Punctuality In the Community

vs. tardiness

Showing respect for others by doing the right thing at the right time

To practice Punctuality I will:

  • think of the impact my tardiness has on others
  • prepare for unexpected delays
  • do my work ahead of time
  • plan a daily schedule and stick to it
  • not fall into the trap of “just one more”

    “We’ll Be There at 2:00 PM”
    -Jill W Tomey

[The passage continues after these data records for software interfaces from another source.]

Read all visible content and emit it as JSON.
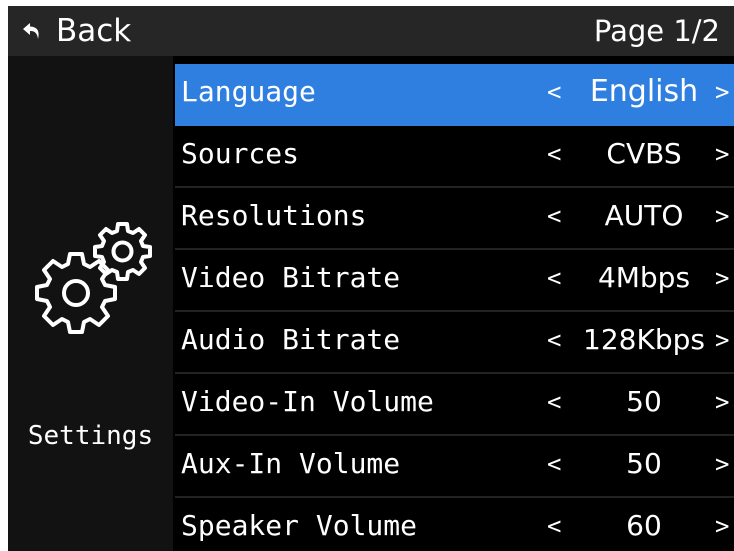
{
  "header": {
    "back_label": "Back",
    "page_indicator": "Page 1/2"
  },
  "sidebar": {
    "label": "Settings",
    "icon": "gears-icon"
  },
  "menu": {
    "selected_index": 0,
    "items": [
      {
        "label": "Language",
        "value": "English"
      },
      {
        "label": "Sources",
        "value": "CVBS"
      },
      {
        "label": "Resolutions",
        "value": "AUTO"
      },
      {
        "label": "Video Bitrate",
        "value": "4Mbps"
      },
      {
        "label": "Audio Bitrate",
        "value": "128Kbps"
      },
      {
        "label": "Video-In Volume",
        "value": "50"
      },
      {
        "label": "Aux-In Volume",
        "value": "50"
      },
      {
        "label": "Speaker Volume",
        "value": "60"
      }
    ],
    "arrow_left": "<",
    "arrow_right": ">"
  },
  "colors": {
    "selected_row": "#2f7fe0",
    "topbar": "#262626",
    "background": "#000000",
    "text": "#ffffff"
  }
}
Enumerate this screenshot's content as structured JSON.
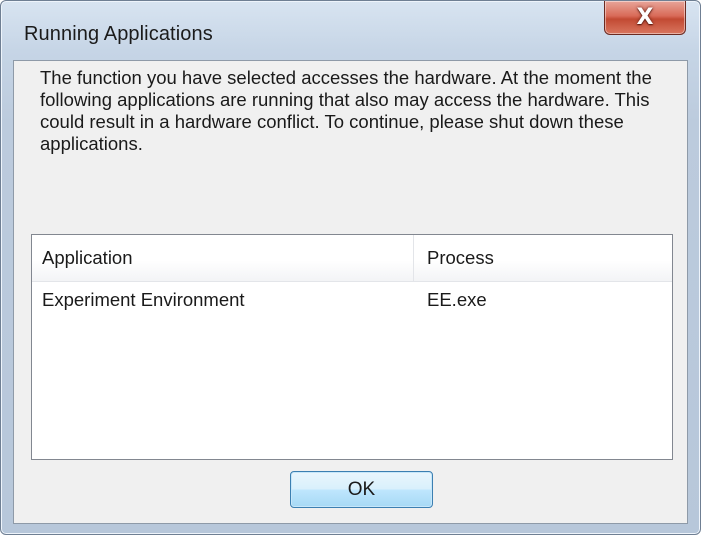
{
  "window": {
    "title": "Running Applications",
    "close_icon_glyph": "X"
  },
  "message": {
    "text": "The function you have selected accesses the hardware. At the moment the following applications are running that also may access the hardware. This could result in a hardware conflict. To continue, please shut down these applications."
  },
  "list": {
    "columns": [
      "Application",
      "Process"
    ],
    "rows": [
      {
        "application": "Experiment Environment",
        "process": "EE.exe"
      }
    ]
  },
  "buttons": {
    "ok_label": "OK"
  },
  "colors": {
    "close_button": "#c24a33",
    "ok_button_border": "#3c7fb1",
    "client_background": "#f0f0f0"
  }
}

    Every summer, my parents would plan a trip from Cincinnati, OH to Cocoa Beach, FL to visit relatives. The trip takes about 16 hours by car and they would divide the trip into 2 days, staying at the same hotel in Perry, GA overnight. They always planned to arrive around 2:00 pm and invariably they would make that time within about 15 minutes each year. It never failed to amaze me how year after year, they were always on time. How did they do it? Planning and flexibility. They had a schedule and stuck to it. They allowed time for reasonable delays but if something got in their way to really delay the schedule, they were mindful to get back on track. If there was construction and it slowed them down, they made up for it with shorter meals and stops. If rainy weather was expected, they left earlier. Being on time governed every decision from the time they left the driveway until they arrived. I remember one year, the Triptik showed an unusual amount of construction on the route for day two. They discussed several alternate plans but in the end, decided to adjust their arrival time to later in order to account for it.

    One of our activities this month is the Hunt for Punctuality where the students are guided in how to discover the reasons for being late by looking at earlier behaviors that led to the last minute issues. For adults, it could be binge-watching just one more episode making the snooze alarm that much more enticing. My parents give us a good example of how earlier behaviors lead to success.

    This month, how can you use planning and flexibility to be Punctual?